The House of Lords should be replaced with an elected second chamber but the form of the second chamber needs to debated intelligently before it is implemented. Replacing the Lords is a major undertaking and there will not be an easy transition from the present house to a new wholly elected chamber.
by Matt Wharton on February 11, 2010
Adam Curtis – A Film about how all of us have become Richard Nixon.
It Felt Like a Kiss, his previous work is available to view online once more.
by Matt Wharton on January 6, 2010
I’m perhaps far too cynical but the apparent coup by Geoff Hoon and Patricia Hewitt appears to me to be nothing of the sort but instead is a ploy to drum up support for the leadership of the beleaguered Prime minister.
It is merely a play being put on for the benefit of the country to show that the parliamentary Labour Party are behind their leader. I believe that neither Hoon nor Hewitt wish to see Brown ousted from office and have done this to force the backbenchers and ministers who have been sniping in private to put up or shut up.
So far it seems to be a gamble that has paid off as no one has come out in support and the media are reporting on this as a failure.
by Matt Wharton on September 11, 2009
The statement came in response to a petition posted on the Number 10 website which had received thousands of signatures in recent months.
by Matt Wharton on May 19, 2009
Henry Porter of the Guardian writes that ID cards could grant the taxman access to your bank records
Secondary legislation laid before parliament last week reveals that the taxman will have access to the log of a person’s major transactions, hotel bookings, airline tickets, holidays, car payment plans etc. Naturally the subject of this inspection will have no idea that HM Revenue and Customs is examining their spending log or what deductions, false or otherwise, will be made.
It seems that the fears of opponents to the ID card system were in fact well-founded.

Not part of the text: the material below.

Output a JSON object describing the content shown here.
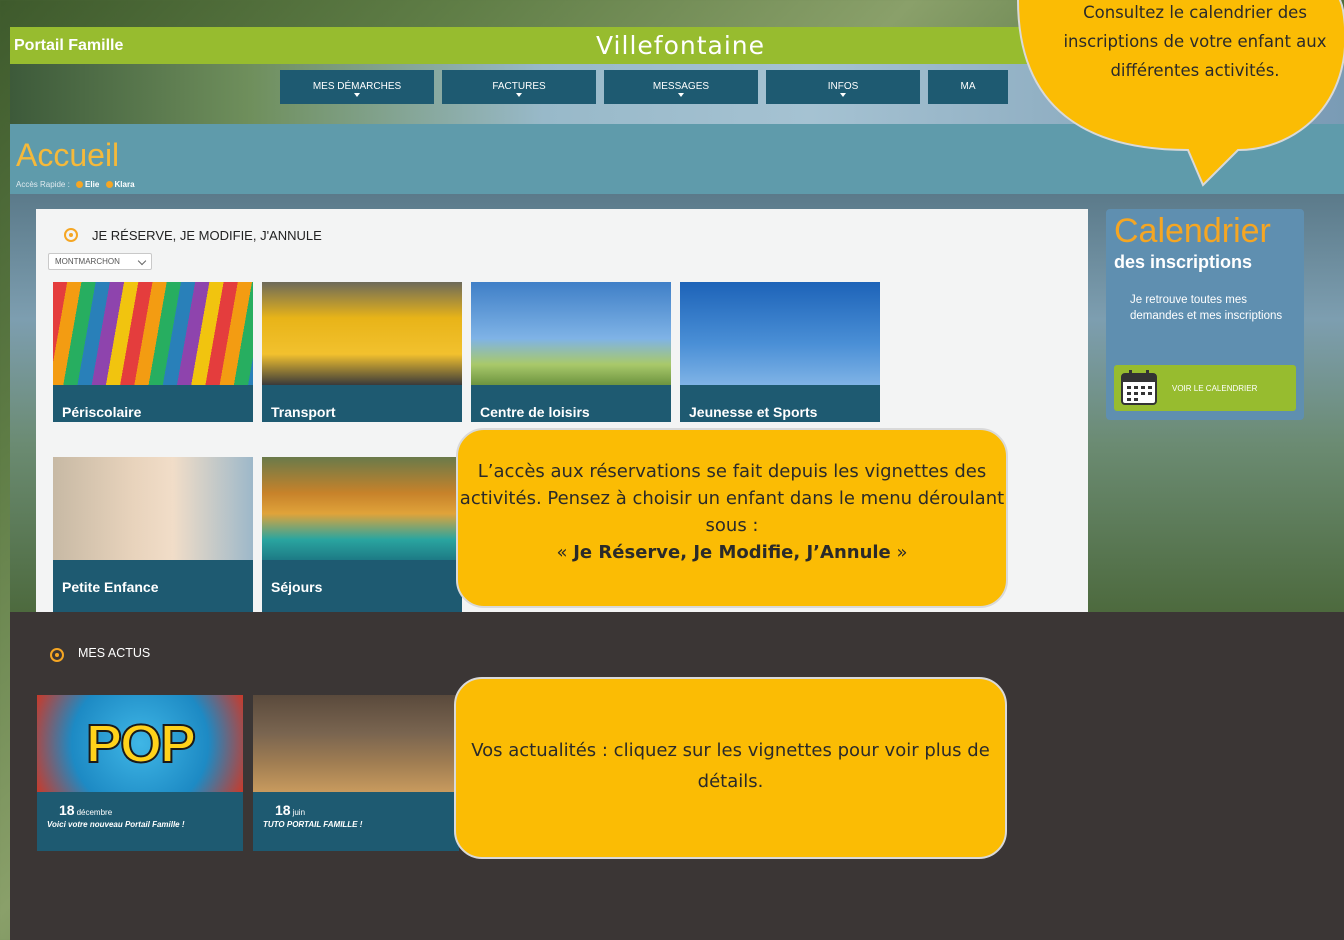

The system isn’t even in place yet and there is already function creep.
by Matt Wharton on May 15, 2009
UK Justice Minister Jack Straw today signaled that some of the terror laws enacted after 9/11 and 7/7 may be scaled back. The announcement is the first indication that Labour ministers want to scale back counterterrorism laws, amid growing consensus that recent powers have gone too far.

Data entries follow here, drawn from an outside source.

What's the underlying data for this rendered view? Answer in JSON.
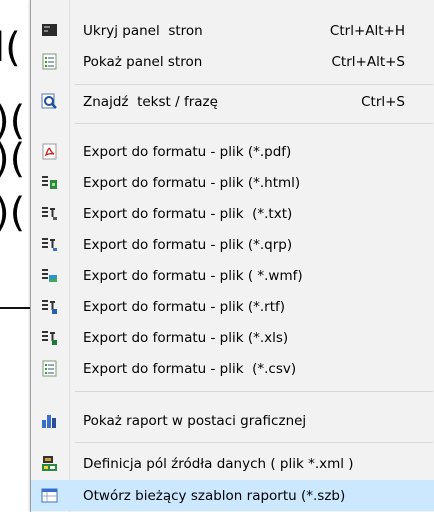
{
  "background": {
    "fragments": [
      "l(",
      ")(",
      ")(",
      ")("
    ]
  },
  "menu": {
    "items": [
      {
        "label": "Ukryj panel  stron",
        "shortcut": "Ctrl+Alt+H",
        "icon": "panel-dark-icon"
      },
      {
        "label": "Pokaż panel stron",
        "shortcut": "Ctrl+Alt+S",
        "icon": "panel-list-icon"
      },
      {
        "label": "Znajdź  tekst / frazę",
        "shortcut": "Ctrl+S",
        "icon": "find-magnifier-icon"
      },
      {
        "label": "Export do formatu - plik (*.pdf)",
        "shortcut": "",
        "icon": "pdf-icon"
      },
      {
        "label": "Export do formatu - plik (*.html)",
        "shortcut": "",
        "icon": "html-export-icon"
      },
      {
        "label": "Export do formatu - plik  (*.txt)",
        "shortcut": "",
        "icon": "txt-export-icon"
      },
      {
        "label": "Export do formatu - plik (*.qrp)",
        "shortcut": "",
        "icon": "qrp-export-icon"
      },
      {
        "label": "Export do formatu - plik ( *.wmf)",
        "shortcut": "",
        "icon": "wmf-export-icon"
      },
      {
        "label": "Export do formatu - plik (*.rtf)",
        "shortcut": "",
        "icon": "rtf-export-icon"
      },
      {
        "label": "Export do formatu - plik (*.xls)",
        "shortcut": "",
        "icon": "xls-export-icon"
      },
      {
        "label": "Export do formatu - plik  (*.csv)",
        "shortcut": "",
        "icon": "csv-export-icon"
      },
      {
        "label": "Pokaż raport w postaci graficznej",
        "shortcut": "",
        "icon": "bar-chart-icon"
      },
      {
        "label": "Definicja pól źródła danych ( plik *.xml )",
        "shortcut": "",
        "icon": "data-definition-icon"
      },
      {
        "label": "Otwórz bieżący szablon raportu (*.szb)",
        "shortcut": "",
        "icon": "template-window-icon"
      }
    ],
    "highlighted_index": 13
  },
  "colors": {
    "menu_bg": "#f2f2f2",
    "highlight": "#cce8ff",
    "separator": "#d7d7d7"
  }
}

by Matt Wharton on March 30, 2009
The Times reports that Sir James Dyson’s plans for a national engineering academy were thrown out by the government in favour of a rival scheme by a Dragons’ Den star Peter Jones saying that it would receive “more positive national publicity”.

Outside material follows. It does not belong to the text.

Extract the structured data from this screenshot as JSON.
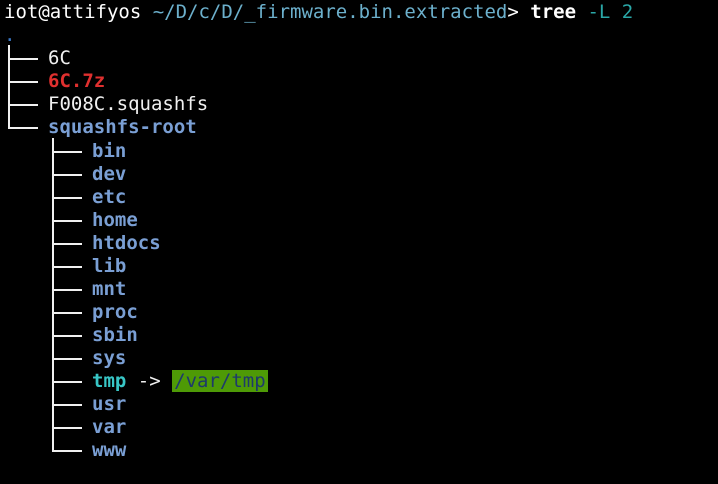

The inventor, famous for his bagless vacuum cleaners, has separately accused John Denham, the skills secretary who announced Jones’s success, of neglecting Britain’s dire need for qualified engineers for reasons of spin.
Dyson, whose charitable foundation spent £3.5m preparing his bid for an engineering academy in Bath, was turned down last autumn for government funding in favour of Jones’s idea for an institution to teach entrepreneurship.
I agree with James Dyson’s assessment that Britain which had been at the forefront of innovation for centuries lost its way following World War II and marketing began to replace engineering as the foundation of the British economy.
It is style over substance.
That’s not to say that Peter Jones’s scheme is style over substance as entrepreneurship is a valuable skill-set to impart to young people. However we need a greater number engineers in this country and we need to value them more highly so that we have groundbreaking new inventions around which the newly minted entrepreneurs can build businesses.